The woman, who Gawker identifies as "60-year-old Erika Winchester of Hingham, Mass." began cursing at him, calling him the "n" word, and ranting about the low intelligence of black people. She says in the video that black women are against black men and so is everyone else. Also, she warns him that when the white people find out how Jean's treated her, they'll beat him.
Generally, she portrays black men to him as having a hopeless existence in the world, and, of course, she tells him that black men's lowly state is their own fault. The woman was clearly projecting her fears and self-loathing onto Jean and black men, but she may have thought what she said made sense as she vomited onto the postal worker the negative image of black men from mainstream media that some whites and blacks have internalized. And we have only to listen to this Tea Party pundit on a news network speaking of African men working in the post office to see that this woman is not alone in her nasty attitude. (Winchester's older photo comes from Gawker.)
Through research, I've learned that the incident happened in 2009, but recently blew up on the Net with posts such as the one at Gawker and more at other websites, such as BlackAmericaWeb. The first Gawker has a headline calls Winchester "a Volvo-driving racist." The article says further that she is "a speech coach and citizen police academy graduate."

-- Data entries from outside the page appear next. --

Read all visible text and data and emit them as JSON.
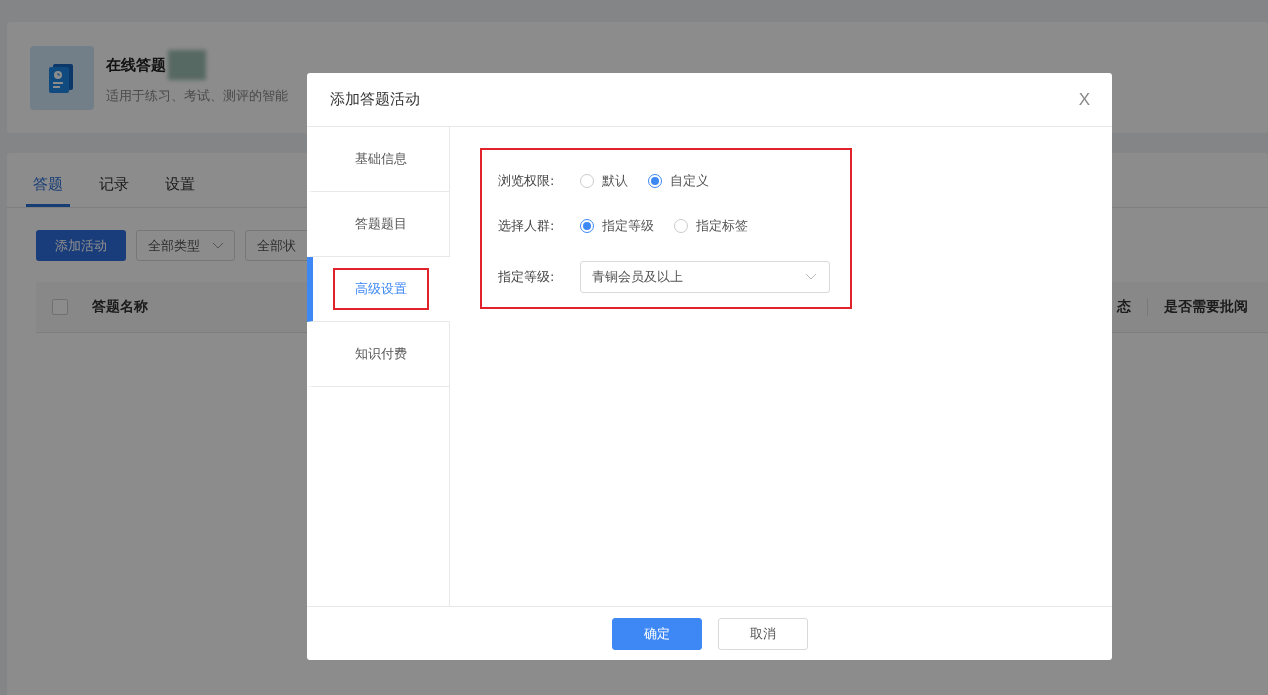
{
  "app_header": {
    "title": "在线答题",
    "description": "适用于练习、考试、测评的智能"
  },
  "tabs": [
    {
      "label": "答题",
      "selected": true
    },
    {
      "label": "记录",
      "selected": false
    },
    {
      "label": "设置",
      "selected": false
    }
  ],
  "toolbar": {
    "add_button": "添加活动",
    "filters": [
      {
        "label": "全部类型"
      },
      {
        "label": "全部状"
      }
    ]
  },
  "table": {
    "select_all": {
      "checked": false
    },
    "columns": [
      {
        "label": "答题名称"
      },
      {
        "label": "态"
      },
      {
        "label": "是否需要批阅"
      }
    ]
  },
  "dialog": {
    "title": "添加答题活动",
    "close": "X",
    "nav": [
      {
        "label": "基础信息",
        "selected": false,
        "annotated": false
      },
      {
        "label": "答题题目",
        "selected": false,
        "annotated": false
      },
      {
        "label": "高级设置",
        "selected": true,
        "annotated": true
      },
      {
        "label": "知识付费",
        "selected": false,
        "annotated": false
      }
    ],
    "form": {
      "annotated": true,
      "rows": [
        {
          "kind": "radio",
          "label": "浏览权限:",
          "options": [
            {
              "label": "默认",
              "selected": false
            },
            {
              "label": "自定义",
              "selected": true
            }
          ]
        },
        {
          "kind": "radio",
          "label": "选择人群:",
          "options": [
            {
              "label": "指定等级",
              "selected": true
            },
            {
              "label": "指定标签",
              "selected": false
            }
          ]
        },
        {
          "kind": "select",
          "label": "指定等级:",
          "value": "青铜会员及以上"
        }
      ]
    },
    "buttons": [
      {
        "label": "确定",
        "kind": "primary"
      },
      {
        "label": "取消",
        "kind": "default"
      }
    ]
  }
}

Some of her neighbors, according to Gawker, have come forward and called her "a nut." Well, she sounds like one in the video, right? So, maybe the mailman catching her on video can be seen as a kind of intervention from the universe, a shout to Erika to see herself as others see her so she will reform.
Whatever message a higher power may have for this woman, a Gawker update says that after the video went viral, people were so outraged that Ms. Winchester had to be put under police protection.
Per the Boston Globe, the police also took action against Winchester gone wild:
Peraino said Jean refused to press charges right after the video was recorded on Oct. 13, 2009. But Peraino said after seeing the video police went ahead on their own with a charge of assault and battery as a hate crime. Jean then wouldn't testify against Winchester at a probable cause hearing a few weeks later, Peraino said.A magistrate decided that the charges will go away if Winchester stays out of trouble for a year.
"I think he felt compassion for her, because he knew her as a regular customer on his route," Peraino said.
Jean has reportedly said he was fired over the incident. The Boston Globe reports that the United States Post Office says, however, his dismissal was unrelated to his filming Winchester and his being assaulted.